RECORDS FOR THIS EXERCISE Block Start
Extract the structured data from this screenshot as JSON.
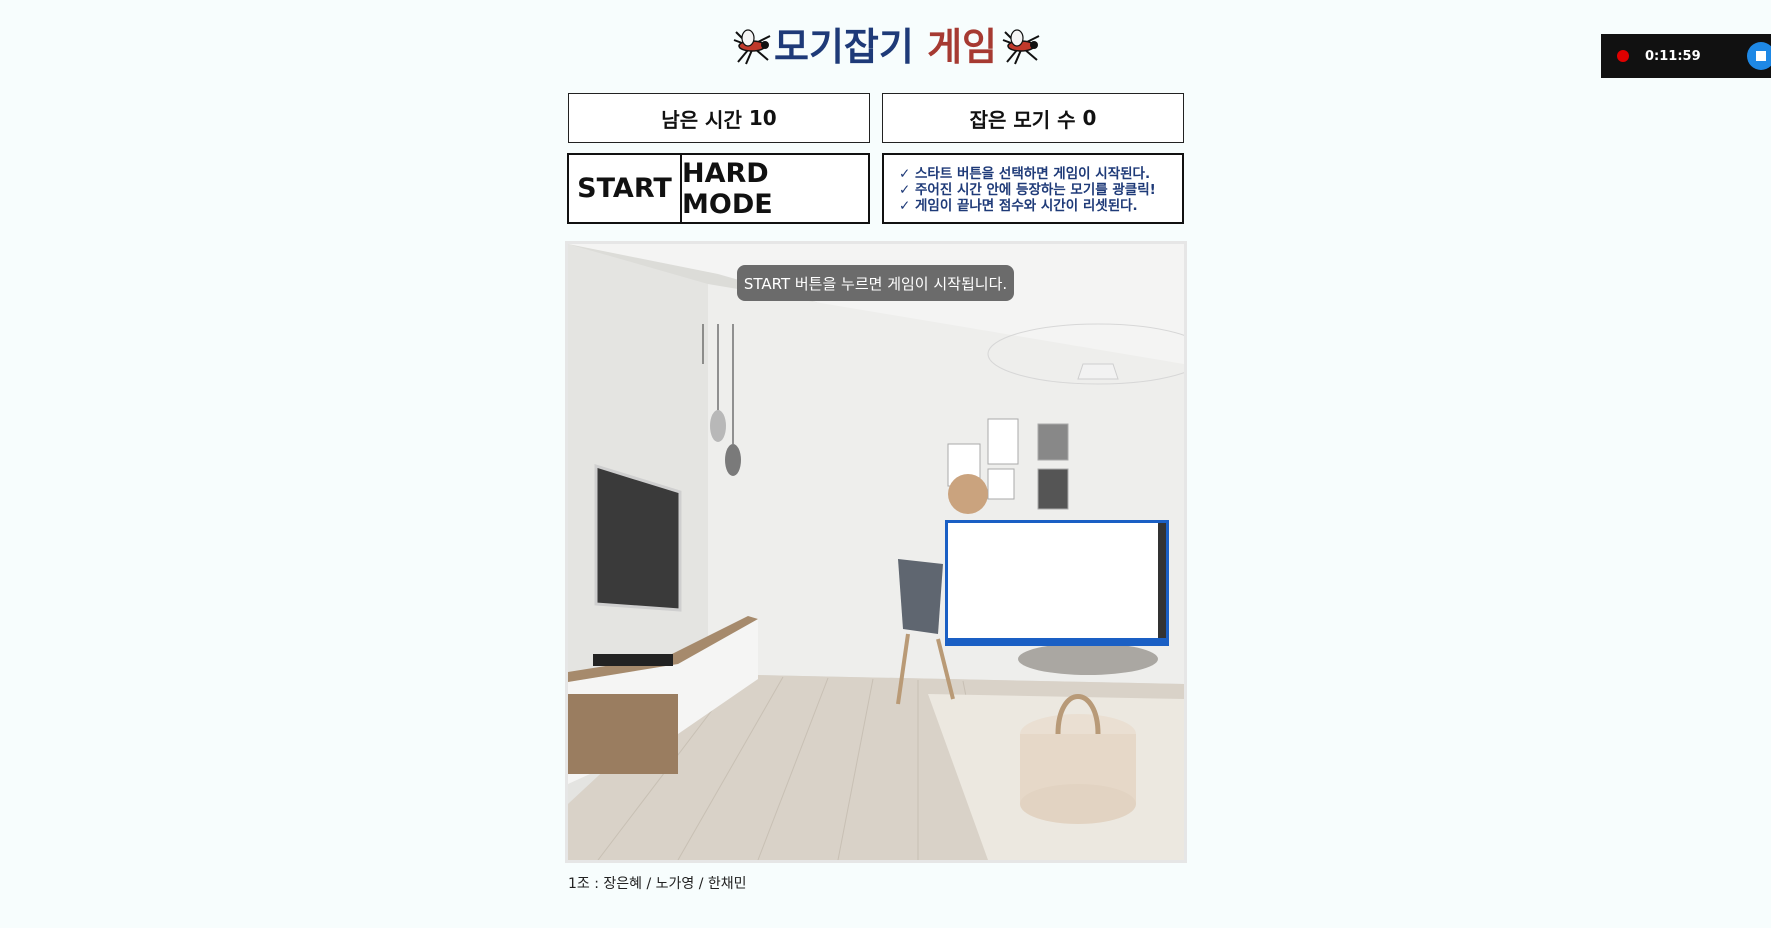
{
  "header": {
    "title_main": "모기잡기",
    "title_accent": "게임",
    "title_icon": "mosquito-icon"
  },
  "status": {
    "time_label": "남은 시간",
    "time_value": "10",
    "score_label": "잡은 모기 수",
    "score_value": "0"
  },
  "controls": {
    "start_label": "START",
    "hard_label": "HARD MODE"
  },
  "rules": [
    "✓ 스타트 버튼을 선택하면 게임이 시작된다.",
    "✓ 주어진 시간 안에 등장하는 모기를 광클릭!",
    "✓ 게임이 끝나면 점수와 시간이 리셋된다."
  ],
  "stage": {
    "message": "START 버튼을 누르면 게임이 시작됩니다."
  },
  "footer": {
    "credits": "1조 : 장은혜 / 노가영 / 한채민"
  },
  "recorder": {
    "elapsed": "0:11:59",
    "colors": {
      "record": "#e00000",
      "stop": "#1e88e5"
    }
  },
  "colors": {
    "title": "#1e3a78",
    "title_accent": "#a63a32",
    "background": "#f7fdfd"
  }
}
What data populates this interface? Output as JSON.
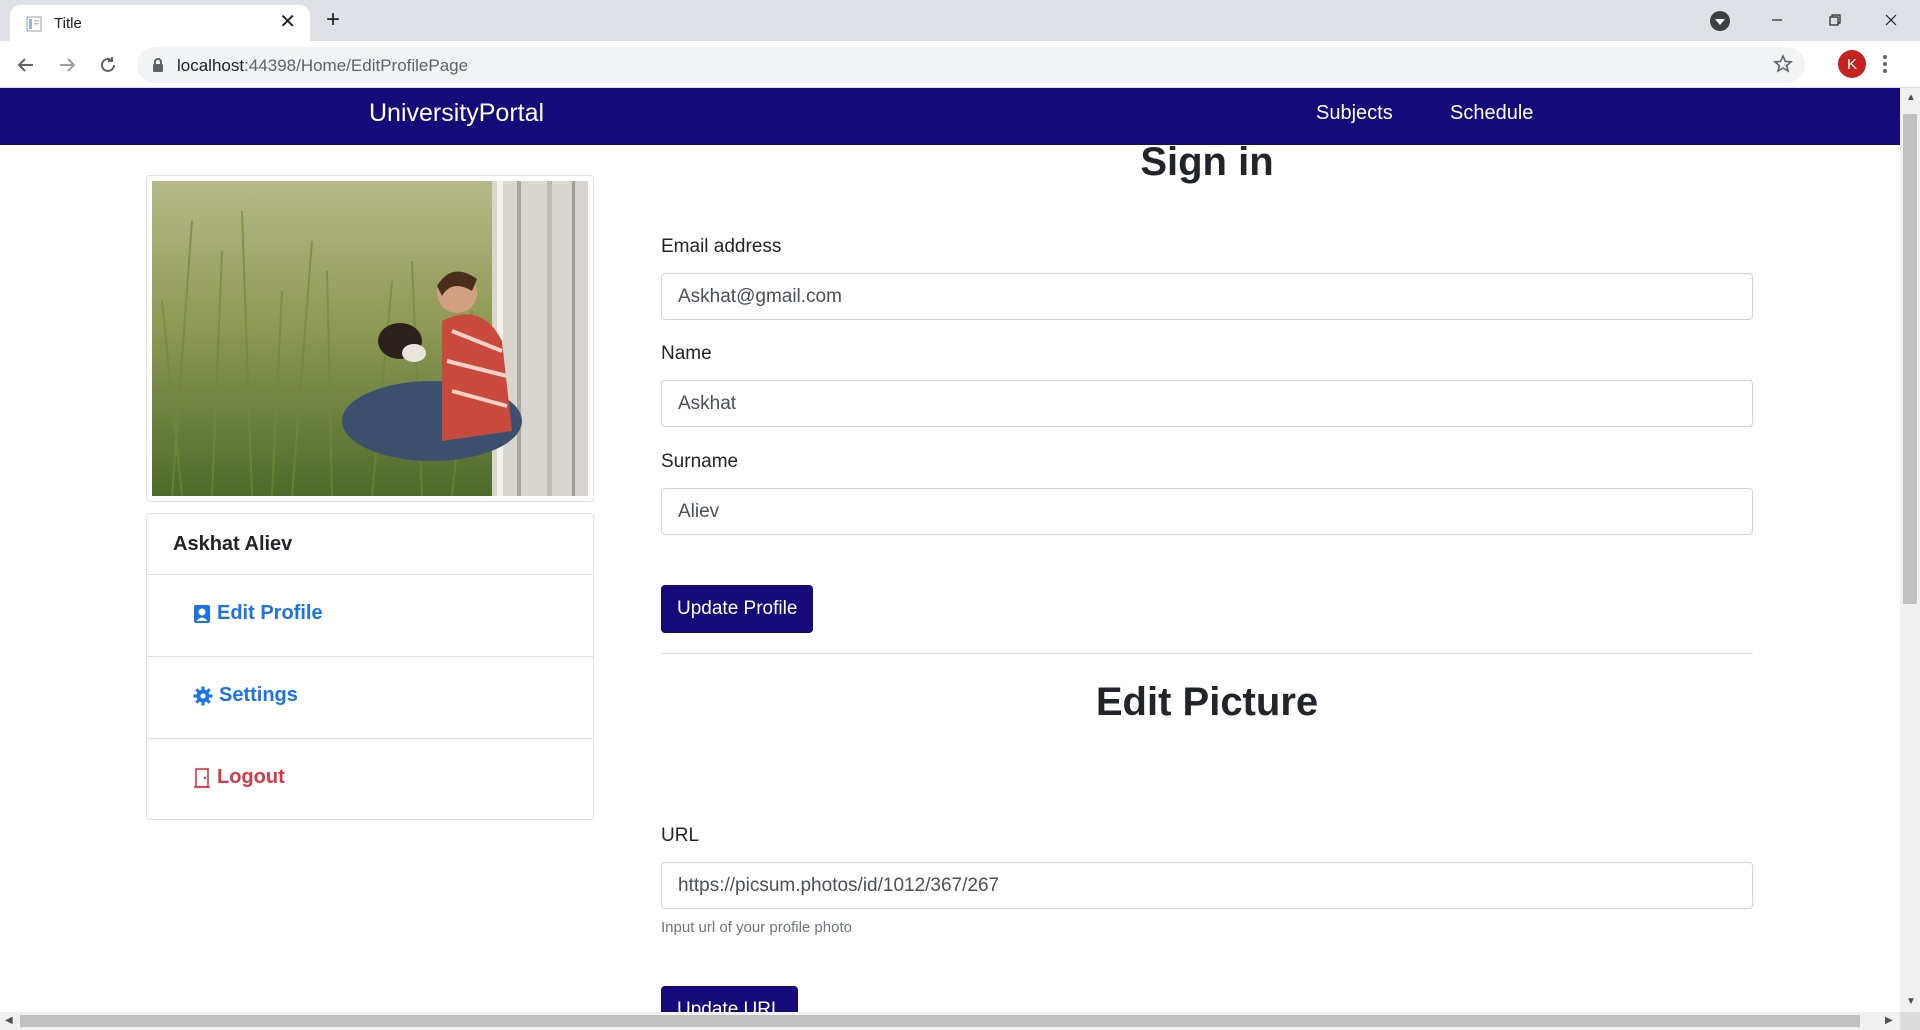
{
  "browser": {
    "tab_title": "Title",
    "tab_close": "✕",
    "new_tab": "+",
    "url_host": "localhost",
    "url_rest": ":44398/Home/EditProfilePage",
    "profile_initial": "K"
  },
  "navbar": {
    "brand": "UniversityPortal",
    "links": [
      "Subjects",
      "Schedule"
    ],
    "background": "#150a7a"
  },
  "sidebar": {
    "user_name": "Askhat Aliev",
    "items": [
      {
        "label": "Edit Profile",
        "icon": "person-badge-icon",
        "color": "#1a73e8"
      },
      {
        "label": "Settings",
        "icon": "gear-icon",
        "color": "#1a73e8"
      },
      {
        "label": "Logout",
        "icon": "door-icon",
        "color": "#dc3545"
      }
    ]
  },
  "profile_form": {
    "title": "Sign in",
    "email_label": "Email address",
    "email_value": "Askhat@gmail.com",
    "name_label": "Name",
    "name_value": "Askhat",
    "surname_label": "Surname",
    "surname_value": "Aliev",
    "submit_label": "Update Profile"
  },
  "picture_form": {
    "title": "Edit Picture",
    "url_label": "URL",
    "url_value": "https://picsum.photos/id/1012/367/267",
    "help_text": "Input url of your profile photo",
    "submit_label": "Update URL"
  }
}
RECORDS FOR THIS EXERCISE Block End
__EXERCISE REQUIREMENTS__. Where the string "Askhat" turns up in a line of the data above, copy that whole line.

__EXERCISE OUTPUT__.
    "user_name": "Askhat Aliev",
    "email_value": "Askhat@gmail.com",
    "name_value": "Askhat",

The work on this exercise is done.